___ Data ___

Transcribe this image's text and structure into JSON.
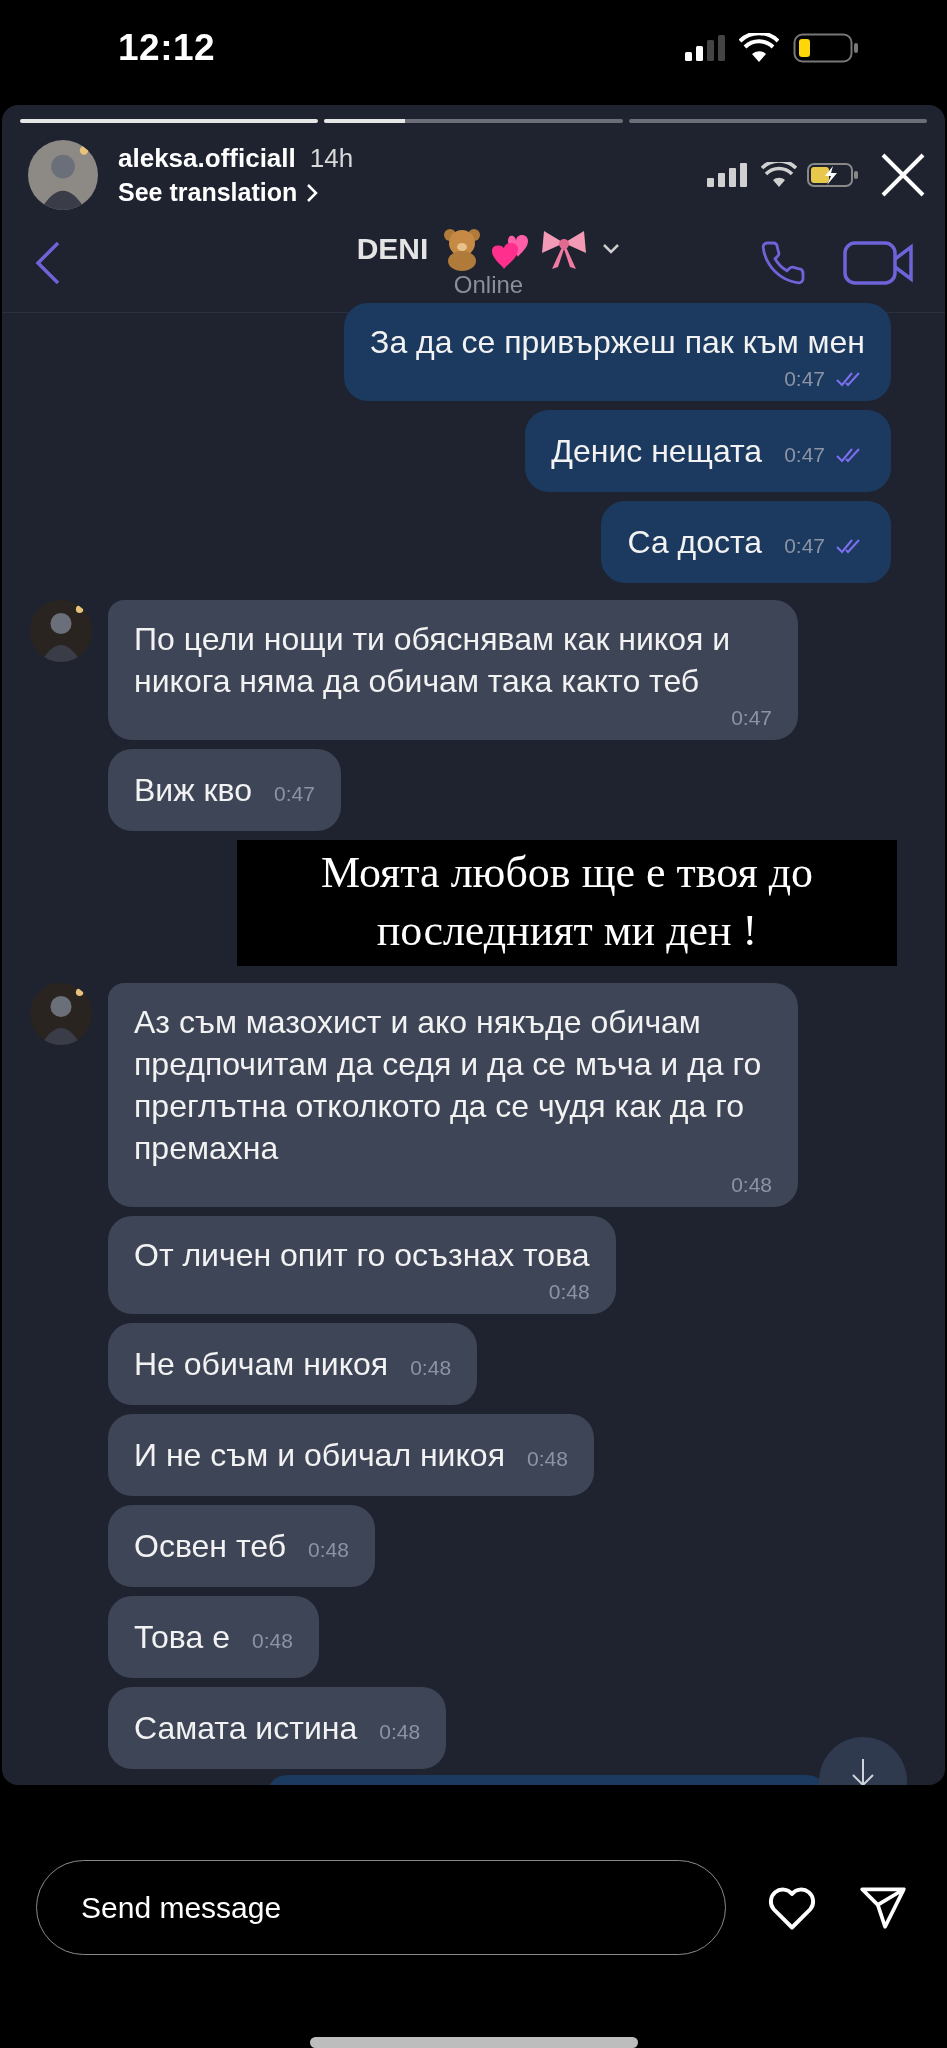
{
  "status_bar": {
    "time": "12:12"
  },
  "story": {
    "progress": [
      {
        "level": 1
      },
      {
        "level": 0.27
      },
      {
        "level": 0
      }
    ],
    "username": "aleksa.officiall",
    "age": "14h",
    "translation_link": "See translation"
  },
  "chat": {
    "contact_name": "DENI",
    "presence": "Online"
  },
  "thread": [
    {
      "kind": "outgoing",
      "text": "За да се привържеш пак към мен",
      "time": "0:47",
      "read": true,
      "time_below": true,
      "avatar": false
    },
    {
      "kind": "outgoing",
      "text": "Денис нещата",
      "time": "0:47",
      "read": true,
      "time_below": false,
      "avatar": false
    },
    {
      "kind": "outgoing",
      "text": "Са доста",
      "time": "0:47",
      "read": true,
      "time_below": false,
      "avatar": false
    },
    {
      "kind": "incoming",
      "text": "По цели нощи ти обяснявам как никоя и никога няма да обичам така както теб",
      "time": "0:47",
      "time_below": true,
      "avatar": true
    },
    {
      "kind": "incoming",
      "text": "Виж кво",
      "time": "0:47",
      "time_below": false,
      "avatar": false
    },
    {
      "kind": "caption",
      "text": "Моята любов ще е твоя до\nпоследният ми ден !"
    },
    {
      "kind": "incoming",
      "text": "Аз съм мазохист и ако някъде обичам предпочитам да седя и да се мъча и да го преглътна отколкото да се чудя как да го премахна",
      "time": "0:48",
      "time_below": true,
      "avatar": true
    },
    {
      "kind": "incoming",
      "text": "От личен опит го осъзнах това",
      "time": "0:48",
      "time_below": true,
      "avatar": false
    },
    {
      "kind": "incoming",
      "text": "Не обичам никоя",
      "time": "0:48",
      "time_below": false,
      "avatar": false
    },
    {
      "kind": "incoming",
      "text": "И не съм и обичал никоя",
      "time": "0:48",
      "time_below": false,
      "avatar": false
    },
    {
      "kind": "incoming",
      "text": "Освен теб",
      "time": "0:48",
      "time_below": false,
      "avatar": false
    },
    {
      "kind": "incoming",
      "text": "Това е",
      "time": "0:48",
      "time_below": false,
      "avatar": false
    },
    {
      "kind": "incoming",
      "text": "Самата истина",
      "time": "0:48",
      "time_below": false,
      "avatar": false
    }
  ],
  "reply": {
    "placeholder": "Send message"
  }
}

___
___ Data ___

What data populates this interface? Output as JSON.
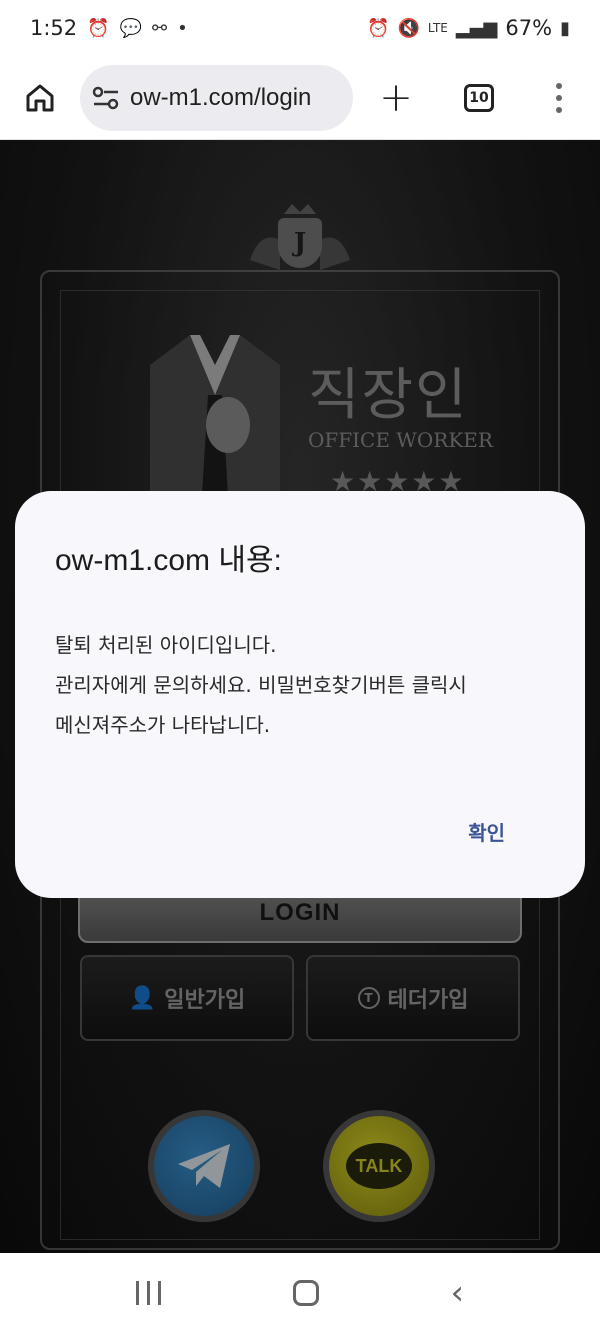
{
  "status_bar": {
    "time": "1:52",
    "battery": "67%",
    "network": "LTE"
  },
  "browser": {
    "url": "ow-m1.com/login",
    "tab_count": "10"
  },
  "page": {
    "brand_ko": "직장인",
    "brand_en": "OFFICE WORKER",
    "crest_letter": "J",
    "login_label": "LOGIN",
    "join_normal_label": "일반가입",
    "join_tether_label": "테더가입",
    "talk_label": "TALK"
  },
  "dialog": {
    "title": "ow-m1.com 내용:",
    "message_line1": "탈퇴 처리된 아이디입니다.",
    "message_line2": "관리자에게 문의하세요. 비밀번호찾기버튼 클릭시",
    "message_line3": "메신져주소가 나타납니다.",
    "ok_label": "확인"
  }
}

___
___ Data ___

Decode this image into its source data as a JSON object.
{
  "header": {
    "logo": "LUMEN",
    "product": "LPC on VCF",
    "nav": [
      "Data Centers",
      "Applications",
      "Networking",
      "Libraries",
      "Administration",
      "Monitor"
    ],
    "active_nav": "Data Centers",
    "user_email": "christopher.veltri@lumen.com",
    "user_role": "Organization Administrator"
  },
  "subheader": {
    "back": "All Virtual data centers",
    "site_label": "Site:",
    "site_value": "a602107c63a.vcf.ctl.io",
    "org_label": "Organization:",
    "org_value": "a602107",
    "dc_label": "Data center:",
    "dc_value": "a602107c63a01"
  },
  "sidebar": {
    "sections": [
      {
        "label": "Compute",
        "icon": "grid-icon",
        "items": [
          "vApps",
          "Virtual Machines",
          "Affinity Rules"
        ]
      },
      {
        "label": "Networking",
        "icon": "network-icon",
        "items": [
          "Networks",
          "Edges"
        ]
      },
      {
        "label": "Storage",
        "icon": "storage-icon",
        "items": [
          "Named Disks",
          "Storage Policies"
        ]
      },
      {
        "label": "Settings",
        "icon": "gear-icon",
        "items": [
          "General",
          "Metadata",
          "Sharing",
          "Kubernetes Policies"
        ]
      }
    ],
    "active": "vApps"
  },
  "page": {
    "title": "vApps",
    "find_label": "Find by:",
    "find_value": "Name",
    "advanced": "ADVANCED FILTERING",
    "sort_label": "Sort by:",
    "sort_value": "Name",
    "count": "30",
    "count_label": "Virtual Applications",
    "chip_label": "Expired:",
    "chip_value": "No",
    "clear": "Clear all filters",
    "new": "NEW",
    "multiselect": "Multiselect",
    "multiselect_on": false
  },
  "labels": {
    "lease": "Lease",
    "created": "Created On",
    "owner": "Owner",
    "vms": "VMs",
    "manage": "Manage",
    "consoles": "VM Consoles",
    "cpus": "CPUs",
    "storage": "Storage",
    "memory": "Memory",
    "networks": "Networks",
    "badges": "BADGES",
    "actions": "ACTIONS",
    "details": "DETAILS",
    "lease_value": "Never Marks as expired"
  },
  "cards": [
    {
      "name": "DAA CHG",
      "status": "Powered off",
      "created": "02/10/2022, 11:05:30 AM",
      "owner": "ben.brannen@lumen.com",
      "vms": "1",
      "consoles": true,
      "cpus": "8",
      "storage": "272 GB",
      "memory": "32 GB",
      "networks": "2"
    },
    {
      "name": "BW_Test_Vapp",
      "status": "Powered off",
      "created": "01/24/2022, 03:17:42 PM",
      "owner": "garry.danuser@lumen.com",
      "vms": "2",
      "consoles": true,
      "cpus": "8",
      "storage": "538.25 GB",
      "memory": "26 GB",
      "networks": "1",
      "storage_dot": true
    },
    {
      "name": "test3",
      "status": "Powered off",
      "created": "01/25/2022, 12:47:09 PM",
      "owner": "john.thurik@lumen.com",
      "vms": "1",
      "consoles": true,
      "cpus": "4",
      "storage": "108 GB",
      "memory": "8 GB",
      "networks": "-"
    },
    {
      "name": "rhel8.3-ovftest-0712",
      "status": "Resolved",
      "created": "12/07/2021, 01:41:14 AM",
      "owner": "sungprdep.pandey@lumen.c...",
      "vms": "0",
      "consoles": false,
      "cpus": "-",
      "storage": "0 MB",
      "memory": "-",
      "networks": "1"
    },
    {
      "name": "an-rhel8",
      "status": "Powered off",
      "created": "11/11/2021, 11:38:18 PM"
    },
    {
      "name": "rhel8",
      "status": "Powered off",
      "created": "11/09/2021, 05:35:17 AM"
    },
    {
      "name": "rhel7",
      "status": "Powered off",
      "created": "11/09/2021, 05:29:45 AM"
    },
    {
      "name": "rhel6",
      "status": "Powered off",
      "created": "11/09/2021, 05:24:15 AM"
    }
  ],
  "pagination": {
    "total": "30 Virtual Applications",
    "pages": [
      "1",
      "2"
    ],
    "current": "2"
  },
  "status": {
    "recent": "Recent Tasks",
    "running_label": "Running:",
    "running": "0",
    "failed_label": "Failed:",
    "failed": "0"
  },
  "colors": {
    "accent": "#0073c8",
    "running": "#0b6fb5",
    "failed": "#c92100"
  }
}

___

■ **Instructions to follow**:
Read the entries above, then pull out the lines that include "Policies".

■ **Exercise response**:
          "Storage Policies"
          "Kubernetes Policies"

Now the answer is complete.